Those restless Norwegians continue to change their minds about when they plan to buy F-35s.
Norway, the smallest and most restless of the eight nations that joined with the U.S. in 2001 to pay for development of the F-35, has hemmed and hawed for years and worried over costs and whether to stay with the program.
Now, after zigging just 18 months ago, Norway zagged again Friday. The Ministry of Defence released a new defense policy statement that contained a bit of good news for Lockheed Martin and the U.S. government, as well as some bad news.
The government said it remains committed to its original plan to purchase 48 F-35s, plus four training aircraft. The policy statement said it "will consider" ordering two of the four training jets a year earlier, in 2015 rather than 2016.
Also, the government said it will also consider ordering its first production jets in 2017 instead of 2018.
On the flip side, the government said that it now plans to order 42 jets, some of them not until until 2023 or 2024, and will defer a decision on the other six until after all the other aircraft have been ordered.
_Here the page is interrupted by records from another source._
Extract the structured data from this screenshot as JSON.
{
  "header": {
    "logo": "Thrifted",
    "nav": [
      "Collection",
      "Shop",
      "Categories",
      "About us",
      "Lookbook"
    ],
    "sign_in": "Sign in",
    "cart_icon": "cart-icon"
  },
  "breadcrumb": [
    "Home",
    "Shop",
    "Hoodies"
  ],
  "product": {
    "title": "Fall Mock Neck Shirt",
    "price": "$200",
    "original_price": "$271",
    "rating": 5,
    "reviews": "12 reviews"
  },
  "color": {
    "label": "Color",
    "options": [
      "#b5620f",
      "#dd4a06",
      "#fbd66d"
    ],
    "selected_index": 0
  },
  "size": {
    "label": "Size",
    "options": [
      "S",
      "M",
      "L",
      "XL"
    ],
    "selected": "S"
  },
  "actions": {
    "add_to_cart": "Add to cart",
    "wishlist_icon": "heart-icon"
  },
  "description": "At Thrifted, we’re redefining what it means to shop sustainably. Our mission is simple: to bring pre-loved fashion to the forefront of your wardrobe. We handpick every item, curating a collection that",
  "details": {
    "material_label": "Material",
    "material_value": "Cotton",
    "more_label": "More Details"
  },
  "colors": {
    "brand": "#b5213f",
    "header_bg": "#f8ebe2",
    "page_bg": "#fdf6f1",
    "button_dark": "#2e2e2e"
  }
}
When the original Memorandum of Understanding between the U.S. and the eight partner nations was updated in 2009, Norway contemplated ordering its 48 production jets in the 2014-2018 time period. As development and testing has fallen behind schedule and costs has risen, the Norwegians, and other countries, have constantly been reevaluating their plans.
Lockheed issued a statement saying the company "is honored by the trust and confidence the Norwegian government showed in the F-35 program with today’s announcement. We will work closely with the government to accommodate Norway’s decision and support their plan to begin purchasing aircraft, which will not affect F-35 production schedules."